--- Prompt ---
Repeat the data in full and exactly. Leave the pictures out.

[Stored items from a collection]
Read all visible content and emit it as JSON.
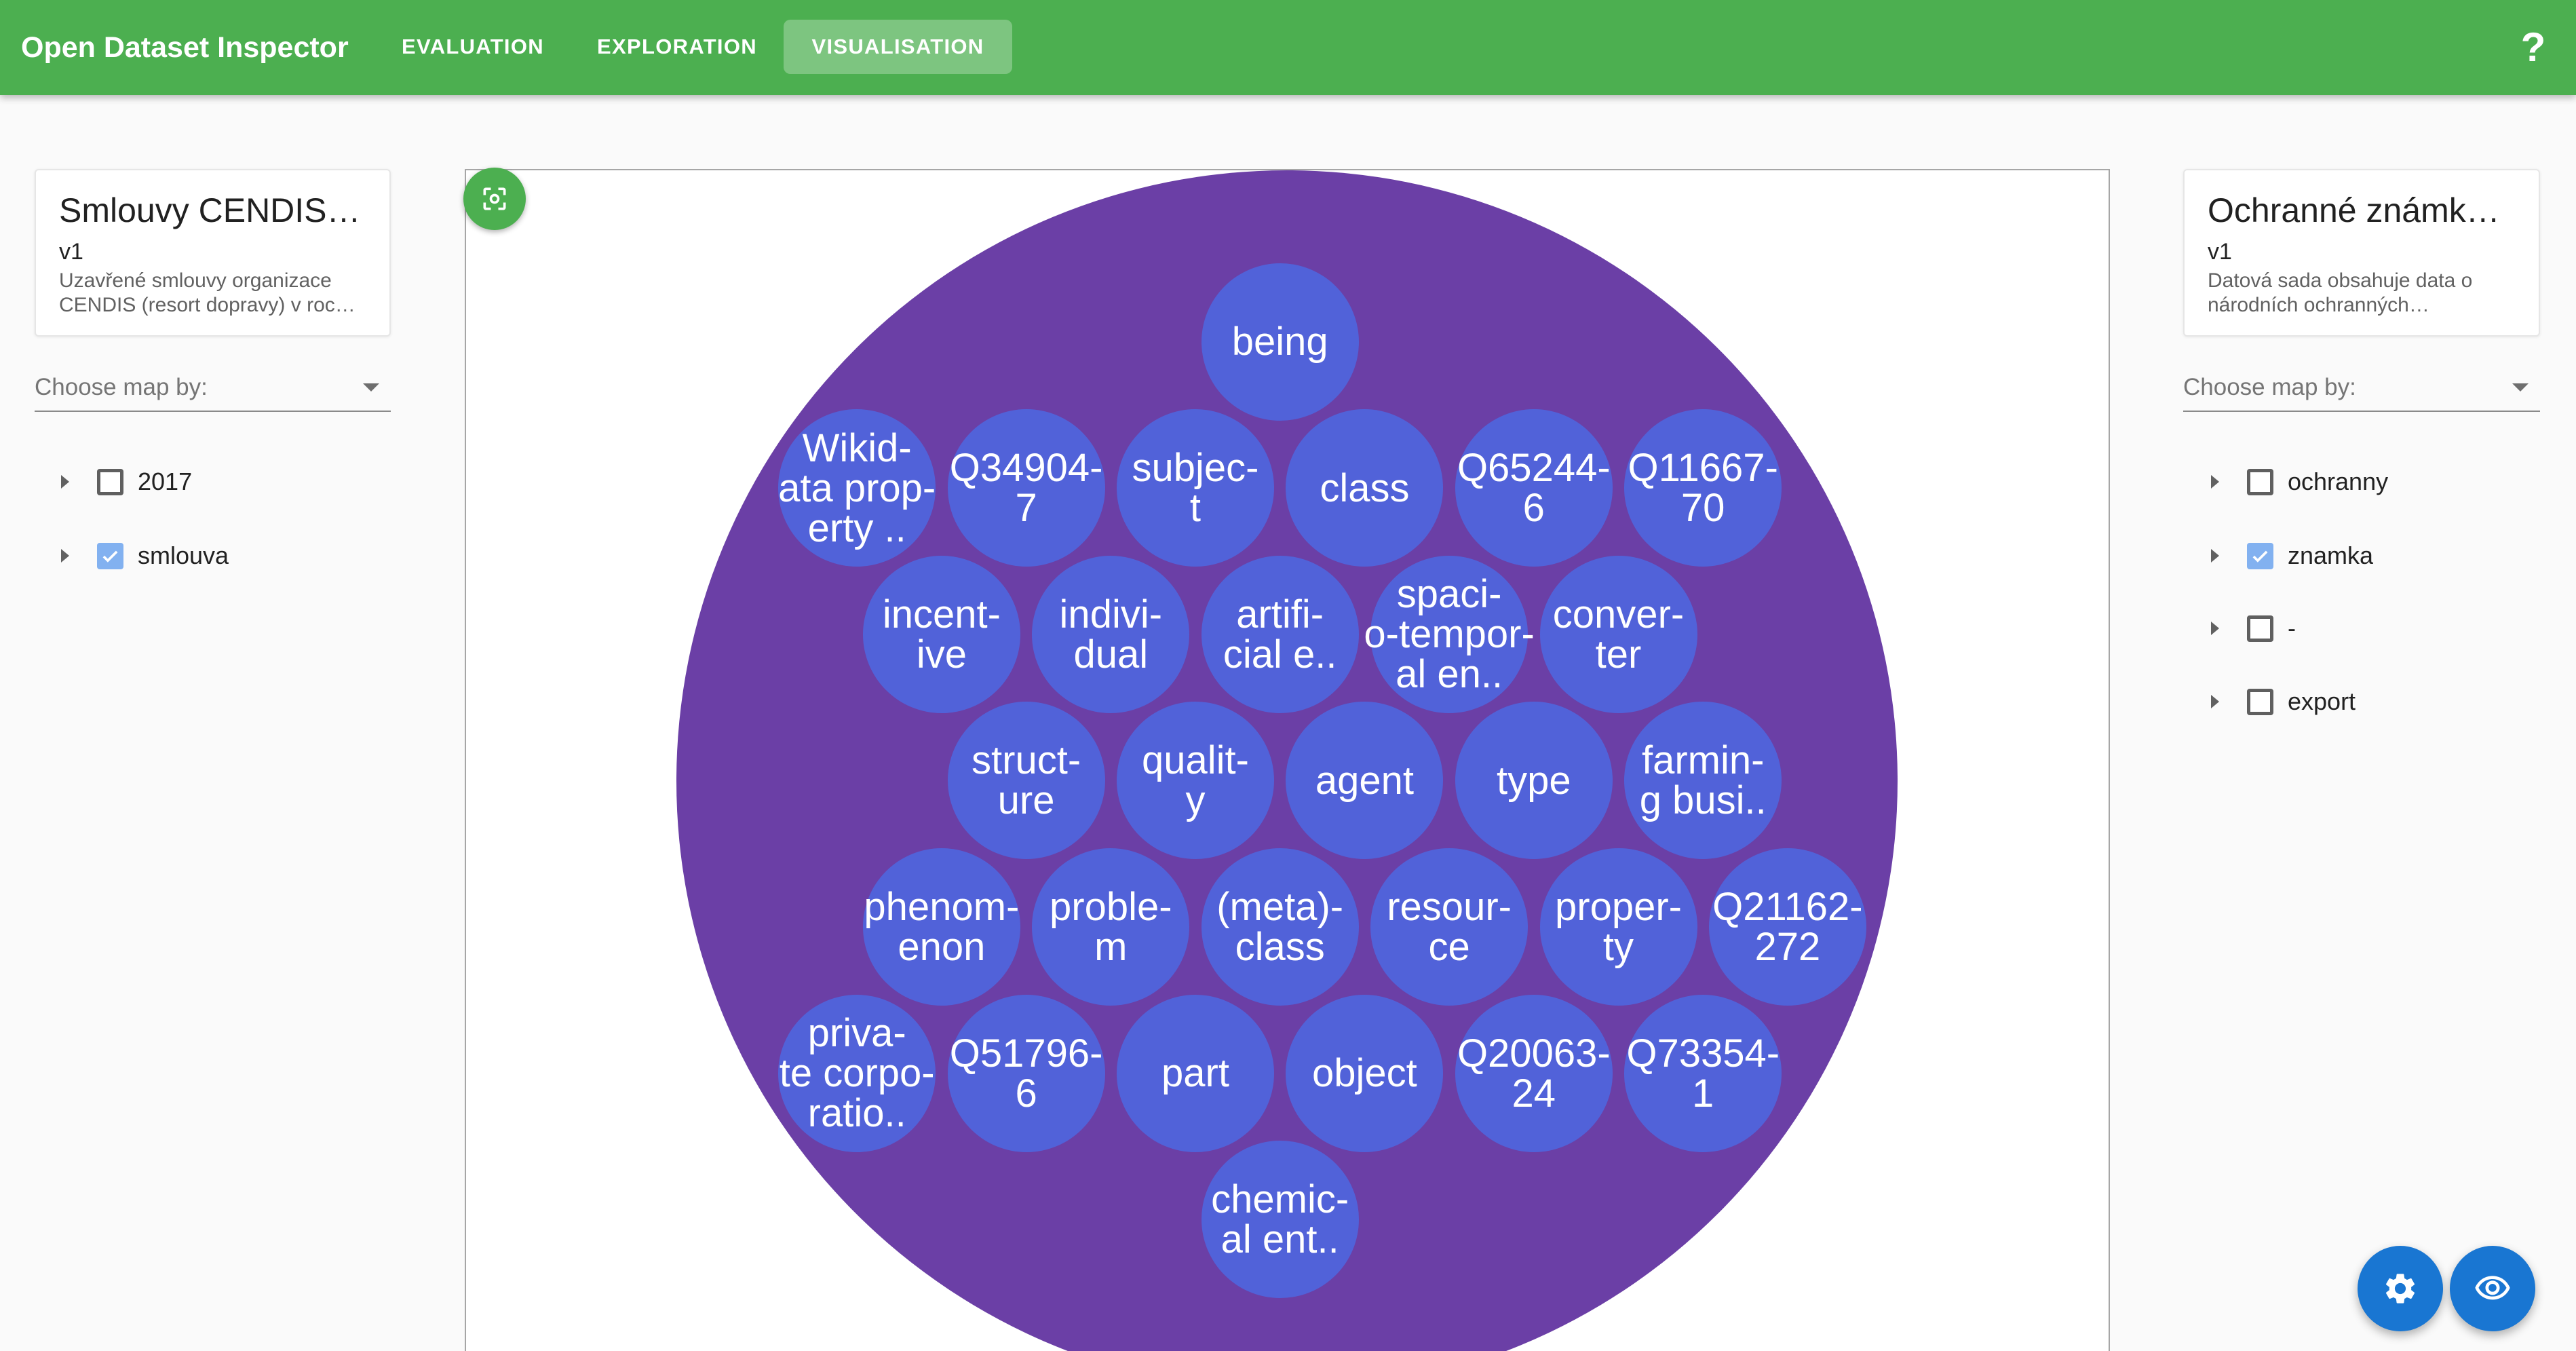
{
  "app": {
    "title": "Open Dataset Inspector",
    "help_label": "?"
  },
  "nav": {
    "tabs": [
      {
        "label": "EVALUATION",
        "active": false
      },
      {
        "label": "EXPLORATION",
        "active": false
      },
      {
        "label": "VISUALISATION",
        "active": true
      }
    ]
  },
  "left_panel": {
    "dataset": {
      "title": "Smlouvy CENDIS…",
      "version": "v1",
      "description": "Uzavřené smlouvy organizace\nCENDIS (resort dopravy) v roc…"
    },
    "map_select": {
      "label": "Choose map by:",
      "icon": "caret-down-icon"
    },
    "tree_toggle_icon": "caret-right-icon",
    "tree": [
      {
        "label": "2017",
        "checked": false
      },
      {
        "label": "smlouva",
        "checked": true
      }
    ]
  },
  "right_panel": {
    "dataset": {
      "title": "Ochranné známk…",
      "version": "v1",
      "description": "Datová sada obsahuje data o\nnárodních ochranných…"
    },
    "map_select": {
      "label": "Choose map by:",
      "icon": "caret-down-icon"
    },
    "tree_toggle_icon": "caret-right-icon",
    "tree": [
      {
        "label": "ochranny",
        "checked": false
      },
      {
        "label": "znamka",
        "checked": true
      },
      {
        "label": "-",
        "checked": false
      },
      {
        "label": "export",
        "checked": false
      }
    ]
  },
  "visualisation": {
    "focus_button_icon": "center-focus-icon",
    "colors": {
      "outer_bubble": "#6b3fa6",
      "node_bubble": "#5162d9",
      "node_text": "#ffffff"
    },
    "nodes": [
      {
        "label": "being"
      },
      {
        "label": "Wikid-\nata prop-\nerty .."
      },
      {
        "label": "Q34904-\n7"
      },
      {
        "label": "subjec-\nt"
      },
      {
        "label": "class"
      },
      {
        "label": "Q65244-\n6"
      },
      {
        "label": "Q11667-\n70"
      },
      {
        "label": "incent-\nive"
      },
      {
        "label": "indivi-\ndual"
      },
      {
        "label": "artifi-\ncial e.."
      },
      {
        "label": "spaci-\no-tempor-\nal en.."
      },
      {
        "label": "conver-\nter"
      },
      {
        "label": "struct-\nure"
      },
      {
        "label": "qualit-\ny"
      },
      {
        "label": "agent"
      },
      {
        "label": "type"
      },
      {
        "label": "farmin-\ng busi.."
      },
      {
        "label": "phenom-\nenon"
      },
      {
        "label": "proble-\nm"
      },
      {
        "label": "(meta)-\nclass"
      },
      {
        "label": "resour-\nce"
      },
      {
        "label": "proper-\nty"
      },
      {
        "label": "Q21162-\n272"
      },
      {
        "label": "priva-\nte corpo-\nratio.."
      },
      {
        "label": "Q51796-\n6"
      },
      {
        "label": "part"
      },
      {
        "label": "object"
      },
      {
        "label": "Q20063-\n24"
      },
      {
        "label": "Q73354-\n1"
      },
      {
        "label": "chemic-\nal ent.."
      }
    ]
  },
  "fabs": {
    "settings_icon": "gear-icon",
    "view_icon": "eye-icon"
  },
  "theme": {
    "primary": "#4caf50",
    "fab": "#1976d2",
    "checkbox_checked": "#82b1f0",
    "panel_border": "#a6a6a6"
  }
}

--- Solution to the exercise ---
Read all visible content and emit it as JSON.
{
  "app": {
    "title": "Open Dataset Inspector",
    "help_label": "?"
  },
  "nav": {
    "tabs": [
      {
        "label": "EVALUATION",
        "active": false
      },
      {
        "label": "EXPLORATION",
        "active": false
      },
      {
        "label": "VISUALISATION",
        "active": true
      }
    ]
  },
  "left_panel": {
    "dataset": {
      "title": "Smlouvy CENDIS…",
      "version": "v1",
      "description": "Uzavřené smlouvy organizace\nCENDIS (resort dopravy) v roc…"
    },
    "map_select": {
      "label": "Choose map by:",
      "icon": "caret-down-icon"
    },
    "tree_toggle_icon": "caret-right-icon",
    "tree": [
      {
        "label": "2017",
        "checked": false
      },
      {
        "label": "smlouva",
        "checked": true
      }
    ]
  },
  "right_panel": {
    "dataset": {
      "title": "Ochranné známk…",
      "version": "v1",
      "description": "Datová sada obsahuje data o\nnárodních ochranných…"
    },
    "map_select": {
      "label": "Choose map by:",
      "icon": "caret-down-icon"
    },
    "tree_toggle_icon": "caret-right-icon",
    "tree": [
      {
        "label": "ochranny",
        "checked": false
      },
      {
        "label": "znamka",
        "checked": true
      },
      {
        "label": "-",
        "checked": false
      },
      {
        "label": "export",
        "checked": false
      }
    ]
  },
  "visualisation": {
    "focus_button_icon": "center-focus-icon",
    "colors": {
      "outer_bubble": "#6b3fa6",
      "node_bubble": "#5162d9",
      "node_text": "#ffffff"
    },
    "nodes": [
      {
        "label": "being"
      },
      {
        "label": "Wikid-\nata prop-\nerty .."
      },
      {
        "label": "Q34904-\n7"
      },
      {
        "label": "subjec-\nt"
      },
      {
        "label": "class"
      },
      {
        "label": "Q65244-\n6"
      },
      {
        "label": "Q11667-\n70"
      },
      {
        "label": "incent-\nive"
      },
      {
        "label": "indivi-\ndual"
      },
      {
        "label": "artifi-\ncial e.."
      },
      {
        "label": "spaci-\no-tempor-\nal en.."
      },
      {
        "label": "conver-\nter"
      },
      {
        "label": "struct-\nure"
      },
      {
        "label": "qualit-\ny"
      },
      {
        "label": "agent"
      },
      {
        "label": "type"
      },
      {
        "label": "farmin-\ng busi.."
      },
      {
        "label": "phenom-\nenon"
      },
      {
        "label": "proble-\nm"
      },
      {
        "label": "(meta)-\nclass"
      },
      {
        "label": "resour-\nce"
      },
      {
        "label": "proper-\nty"
      },
      {
        "label": "Q21162-\n272"
      },
      {
        "label": "priva-\nte corpo-\nratio.."
      },
      {
        "label": "Q51796-\n6"
      },
      {
        "label": "part"
      },
      {
        "label": "object"
      },
      {
        "label": "Q20063-\n24"
      },
      {
        "label": "Q73354-\n1"
      },
      {
        "label": "chemic-\nal ent.."
      }
    ]
  },
  "fabs": {
    "settings_icon": "gear-icon",
    "view_icon": "eye-icon"
  },
  "theme": {
    "primary": "#4caf50",
    "fab": "#1976d2",
    "checkbox_checked": "#82b1f0",
    "panel_border": "#a6a6a6"
  }
}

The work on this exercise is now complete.